California growers are plumbing the depths beneath their farms to retrieve groundwater for thirsty crops, an example of the tragedy of the commons, reported Peter Coy in Bloomberg Businessweek.
One reason: California water is not liquid, financially speaking, said a UC Agriculture and Natural Resources expert. California's mechanism for trading water is slow, clunky, and opaque.
“If you wanted to do a trade now, you'd have to meet a broker in a coffee shop somewhere. There's no Wall Street Journal, no Bloomberg, no Carfax,” said
About 4 percent of the California agricultural economy - $1.8 billion - will be lost in 2015 due to the California drought, and combined with ripple effects in affiliated industries, will produce a $2.7 billion economic hit, reported the San Jose Mercury-News.
The downturn will be felt most sharply in the San Joaquin Valley, where five of...
When Mother Jones magazine reporter Tom Philpott toured Central California to gather information for a lengthy profile of the California almond industry, he sought out UC expertise to round out the story.
UC Cooperative Extension advisors Gurreet Brar in Fresno County and David Doll in Merced County were among the sources.

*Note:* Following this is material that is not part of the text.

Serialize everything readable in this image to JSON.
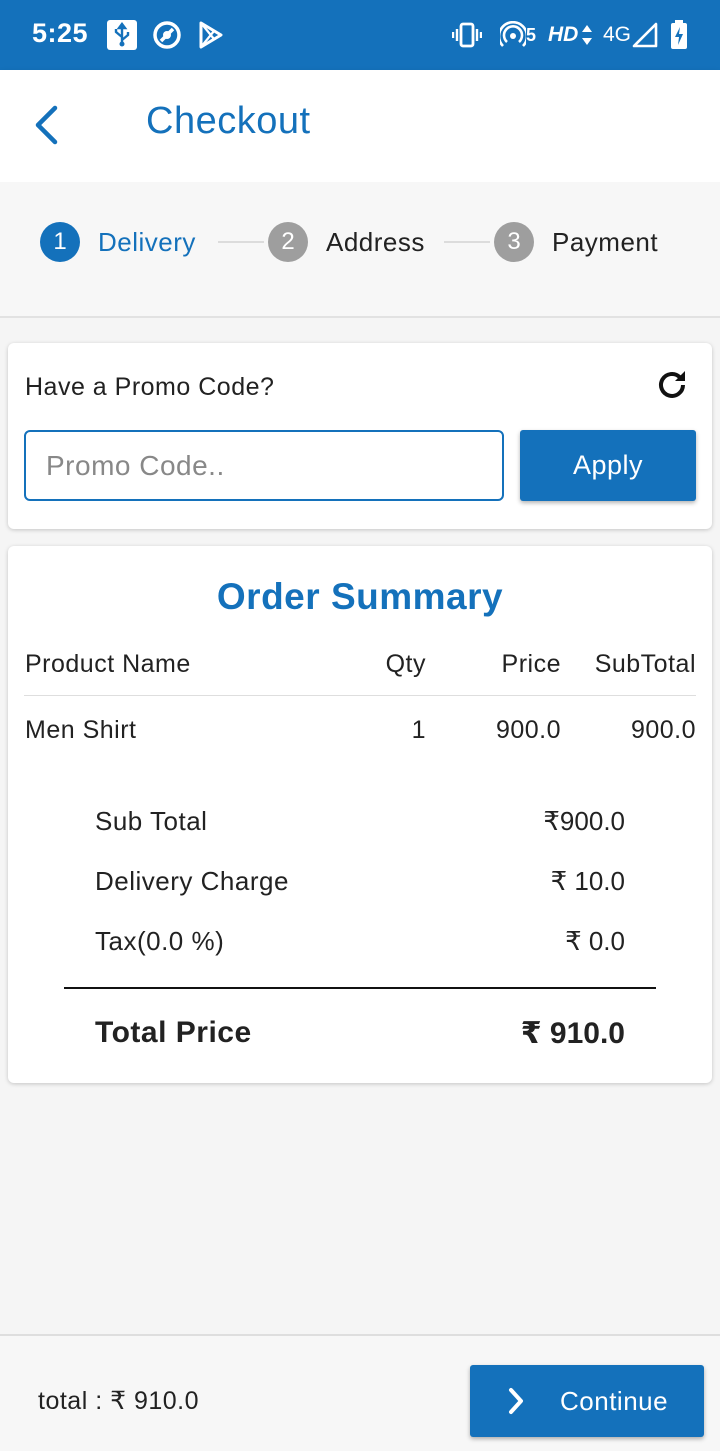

The reporter also spoke to Richard Howitt, an agricultural economist in the Department of Agricultural and Resource Economics at UC Davis.
Much of the article...
The total statewide economic cost of the 2014 drought is $2.2 billion, reported UC Davis economists. “What would it have cost if we didn't have access to groundwater?” asked lead author Richard Howitt this week at the Agribusiness Management Conference in Fresno. Howitt is a faculty member affiliated with the Agricultural Experiment Station, which is part of the UC Division of Agriculture and Natural Resources.
Howitt is professor and chair of the Department of Agricultural and Resource Economics at UC Davis.
He said groundwater is California farmers' insurance policy and...
California has emerged as the world's almond orchard because of near-perfect conditions for the crop, but in terms of production, it may have hit its peak, reported Jennifer Rankin in The Guardian.
"The future for farming almonds in California will always be there," said David Doll, UC Cooperative Extension farm advisor in Merced County. "It is more about coming into balance with our water resources."
The story quoted from a UC report that California farmers have spent an extra $500 million this year pumping extra water to cope with the drought.
Co-author of the...